According to Reuters, nearly 20,000 new infections are reported a day, a figure that’s almost tripled since July. Cases in Phuket are also rising, but just 68 Sandbox travelers have tested positive for the virus since the beginning of the program. That’s well under 1% of the number of travelers who have visited through the program.
There are signs, too, that the delta variant is affecting travel elsewhere in Thailand.
The popular resort city of Pattaya is considering delaying its Sept. 1 reopening as it’s now reporting over 20,000 positive cases during a seven-day average.
The city had a plan to get 70% of residents vaccinated, but it doesn’t look like that will happen as just 33% have been vaccinated, according to the Bangkok Post. A person from the Tourism Authority of Thailand told the Post that “Pattaya’s reopening plan cannot start without those conditions,” meaning herd immunity has been achieved.
Chiang Mai also pushed back its reopening plans from September to October.
Phuket’s ‘Sandbox’ program
Even for travelers who don’t encounter any specific issues or delays, applying for the Phuket Sandbox program is not simple or even straightforward — and perhaps that’s the Thai government’s intention.
I encountered unclear directions during my own application process and received back-to-back application denials from the Thai consulate in New York City. It really seemed as though the system was designed for tourists to fail. Despite these hurdles, I had an overall pleasant stay in Phuket when I was finally able to visit the island in July.
With the high positive COVID-19 figures in mind, I understand why Thailand is taking a stricter approach to tourism. Traveling to Thailand means jumping through more hoops than in other countries — a Bangkok Post editorial called the program a “prison vacation.”
But where the government could do a better job is in its explanation of the application process.
Here are the requirements for entering Thailand under the Sandbox program:
- Passport and valid Thai visa or reentry permit
- Must be fully vaccinated against COVID‑19 no less than 14 days before the travel date and must have a vaccine certificate to verify vaccination
- A printed Certificate of Entry (COE), a letter given by the Thai Embassy or consulate that allows foreigners to enter the country

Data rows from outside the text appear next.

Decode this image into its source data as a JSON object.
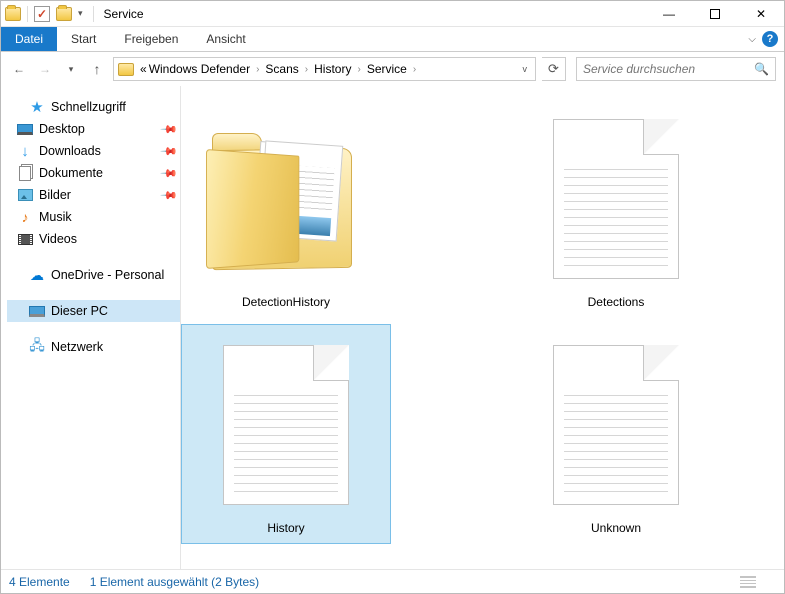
{
  "window": {
    "title": "Service"
  },
  "ribbon": {
    "file": "Datei",
    "tabs": [
      "Start",
      "Freigeben",
      "Ansicht"
    ]
  },
  "address": {
    "prefix": "«",
    "crumbs": [
      "Windows Defender",
      "Scans",
      "History",
      "Service"
    ]
  },
  "search": {
    "placeholder": "Service durchsuchen"
  },
  "sidebar": {
    "quickaccess": {
      "label": "Schnellzugriff"
    },
    "qa_items": [
      {
        "label": "Desktop",
        "icon": "desktop",
        "pinned": true
      },
      {
        "label": "Downloads",
        "icon": "downloads",
        "pinned": true
      },
      {
        "label": "Dokumente",
        "icon": "docs",
        "pinned": true
      },
      {
        "label": "Bilder",
        "icon": "pics",
        "pinned": true
      },
      {
        "label": "Musik",
        "icon": "music",
        "pinned": false
      },
      {
        "label": "Videos",
        "icon": "video",
        "pinned": false
      }
    ],
    "onedrive": {
      "label": "OneDrive - Personal"
    },
    "thispc": {
      "label": "Dieser PC"
    },
    "network": {
      "label": "Netzwerk"
    }
  },
  "items": [
    {
      "name": "DetectionHistory",
      "type": "folder-preview",
      "selected": false
    },
    {
      "name": "Detections",
      "type": "file",
      "selected": false
    },
    {
      "name": "History",
      "type": "file",
      "selected": true
    },
    {
      "name": "Unknown",
      "type": "file",
      "selected": false
    }
  ],
  "status": {
    "count": "4 Elemente",
    "selection": "1 Element ausgewählt (2 Bytes)"
  }
}
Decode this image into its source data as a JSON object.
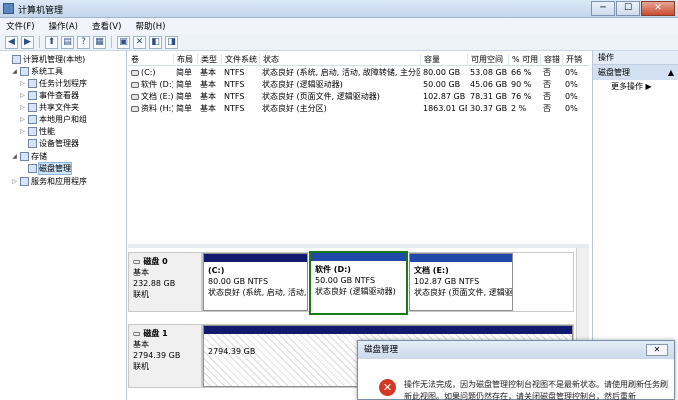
{
  "window": {
    "title": "计算机管理",
    "buttons": [
      "─",
      "☐",
      "✕"
    ]
  },
  "menu": [
    "文件(F)",
    "操作(A)",
    "查看(V)",
    "帮助(H)"
  ],
  "toolbar_icons": [
    "back-arrow-icon",
    "forward-arrow-icon",
    "up-folder-icon",
    "show-tree-icon",
    "help-icon",
    "refresh-icon",
    "delete-icon",
    "properties-icon",
    "disk-icon"
  ],
  "tree": [
    {
      "label": "计算机管理(本地)",
      "level": 0,
      "exp": ""
    },
    {
      "label": "系统工具",
      "level": 1,
      "exp": "◢"
    },
    {
      "label": "任务计划程序",
      "level": 2,
      "exp": "▷"
    },
    {
      "label": "事件查看器",
      "level": 2,
      "exp": "▷"
    },
    {
      "label": "共享文件夹",
      "level": 2,
      "exp": "▷"
    },
    {
      "label": "本地用户和组",
      "level": 2,
      "exp": "▷"
    },
    {
      "label": "性能",
      "level": 2,
      "exp": "▷"
    },
    {
      "label": "设备管理器",
      "level": 2,
      "exp": ""
    },
    {
      "label": "存储",
      "level": 1,
      "exp": "◢"
    },
    {
      "label": "磁盘管理",
      "level": 2,
      "exp": "",
      "selected": true
    },
    {
      "label": "服务和应用程序",
      "level": 1,
      "exp": "▷"
    }
  ],
  "volumes": {
    "columns": [
      "卷",
      "布局",
      "类型",
      "文件系统",
      "状态",
      "容量",
      "可用空间",
      "% 可用",
      "容错",
      "开销"
    ],
    "rows": [
      [
        "(C:)",
        "简单",
        "基本",
        "NTFS",
        "状态良好 (系统, 启动, 活动, 故障转储, 主分区)",
        "80.00 GB",
        "53.08 GB",
        "66 %",
        "否",
        "0%"
      ],
      [
        "软件 (D:)",
        "简单",
        "基本",
        "NTFS",
        "状态良好 (逻辑驱动器)",
        "50.00 GB",
        "45.06 GB",
        "90 %",
        "否",
        "0%"
      ],
      [
        "文档 (E:)",
        "简单",
        "基本",
        "NTFS",
        "状态良好 (页面文件, 逻辑驱动器)",
        "102.87 GB",
        "78.31 GB",
        "76 %",
        "否",
        "0%"
      ],
      [
        "资料 (H:)",
        "简单",
        "基本",
        "NTFS",
        "状态良好 (主分区)",
        "1863.01 GB",
        "30.37 GB",
        "2 %",
        "否",
        "0%"
      ]
    ]
  },
  "disks": [
    {
      "name": "磁盘 0",
      "type": "基本",
      "size": "232.88 GB",
      "status": "联机",
      "partitions": [
        {
          "label": "(C:)",
          "size": "80.00 GB NTFS",
          "status": "状态良好 (系统, 启动, 活动, ",
          "style": "primary"
        },
        {
          "label": "软件 (D:)",
          "size": "50.00 GB NTFS",
          "status": "状态良好 (逻辑驱动器)",
          "style": "logical-selected"
        },
        {
          "label": "文档 (E:)",
          "size": "102.87 GB NTFS",
          "status": "状态良好 (页面文件, 逻辑驱",
          "style": "logical"
        }
      ]
    },
    {
      "name": "磁盘 1",
      "type": "基本",
      "size": "2794.39 GB",
      "status": "联机",
      "partitions": [
        {
          "label": "",
          "size": "2794.39 GB",
          "status": "",
          "style": "unallocated"
        }
      ]
    }
  ],
  "actions": {
    "header": "操作",
    "section": "磁盘管理",
    "section_arrow": "▲",
    "more": "更多操作",
    "more_arrow": "▶"
  },
  "dialog": {
    "title": "磁盘管理",
    "close": "✕",
    "icon": "✕",
    "message": "操作无法完成，因为磁盘管理控制台视图不是最新状态。请使用刷新任务刷新此视图。如果问题仍然存在，请关闭磁盘管理控制台，然后重新"
  },
  "colors": {
    "primary_partition": "#1f4aa8",
    "logical_partition": "#1f4aa8",
    "selected_border": "#1a7a1a",
    "error": "#d33a26"
  }
}
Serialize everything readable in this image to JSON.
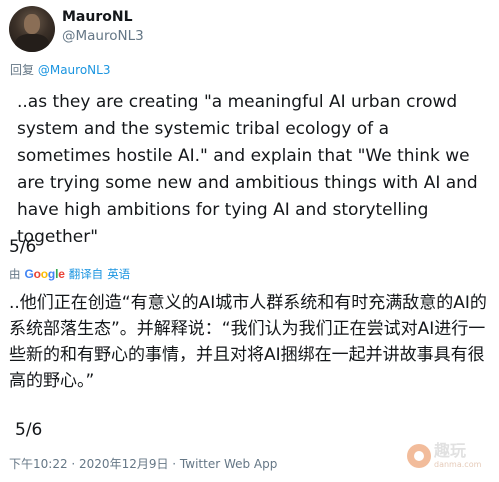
{
  "author": {
    "display_name": "MauroNL",
    "handle": "@MauroNL3"
  },
  "reply": {
    "prefix": "回复",
    "mention": "@MauroNL3"
  },
  "tweet": {
    "text_en": "..as they are creating \"a meaningful AI urban crowd system and the systemic tribal ecology of a sometimes hostile AI.\" and explain that \"We think we are trying some new and ambitious things with AI and have high ambitions for tying AI and storytelling together\"",
    "page_en": "5/6"
  },
  "translation": {
    "by": "由",
    "google_letters": [
      "G",
      "o",
      "o",
      "g",
      "l",
      "e"
    ],
    "label_prefix": "翻",
    "label_error": "译自",
    "language": "英语",
    "text_zh": "..他们正在创造“有意义的AI城市人群系统和有时充满敌意的AI的系统部落生态”。并解释说：“我们认为我们正在尝试对AI进行一些新的和有野心的事情，并且对将AI捆绑在一起并讲故事具有很高的野心。”",
    "page_zh": "5/6"
  },
  "meta": {
    "text": "下午10:22 · 2020年12月9日 · Twitter Web App"
  },
  "watermark": {
    "main": "趣玩",
    "sub": "danma.com"
  },
  "icons": {
    "avatar": "user-avatar",
    "watermark_logo": "watermark-logo-icon"
  },
  "colors": {
    "link": "#1b95e0",
    "secondary_text": "#657786",
    "primary_text": "#14171a"
  }
}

- A negative RT-PCR test, issued within 72 hours before departure
- Insurance covering a minimum of $100,000 of medical costs, including medical expenses if the applicant contracts COVID-19
- A Health Declaration Form
- Proof of return if not staying in Phuket for the full 14 days
- Must be vaccinated 14 days to one year before your date of arrival.
- You must have been in your departure country for at least 21 days.
- Children under the age of 12 do not need to be vaccinated.
- Children between 6 and 18 need to take a rapid antigen test upon arrival.
These are just the requirements needed to get into Thailand — the Certificate of Entry is an application all on its own, as I quickly found out. I couldn’t even start my application without booking a hotel (which has to be government-approved) and flight. The time difference also became a problem, as the hotel had to send over a unique code to be included in the application. After several rejections, the New York Thai Consulate finally approved my application — but boy, was it close.
Is the Phuket Sandbox worth it?
The Bangkok Post opined that travelers in the Sandbox program wouldn’t experience the “Phuket of old.” Instead, it said, they’ll “be met with draconian rules, restrictions and closed shops.”
Even after my application debacle, I wonder: Is not going back to the old, necessarily, a bad thing?
Traveling during the pandemic means getting accustomed to (ever-changing) rules. I visited Turks and Caicos in June, and that country had pretty strict entry requirements, too. I’m OK with more stringent regulations because they, in theory, are meant to protect local residents and travelers.
It’s not lost on me that just 8% of Thais are fully vaccinated against COVID-19, either.
More rules aren’t the problem, but if Thailand hopes to have a thriving tourism program, it could certainly stand to streamline its application process — particularly now that travelers have even more choices to make when it comes time to plan a trip.
Featured photo by hung Chung Chih/Shutterstock
Welcome to The Points Guy!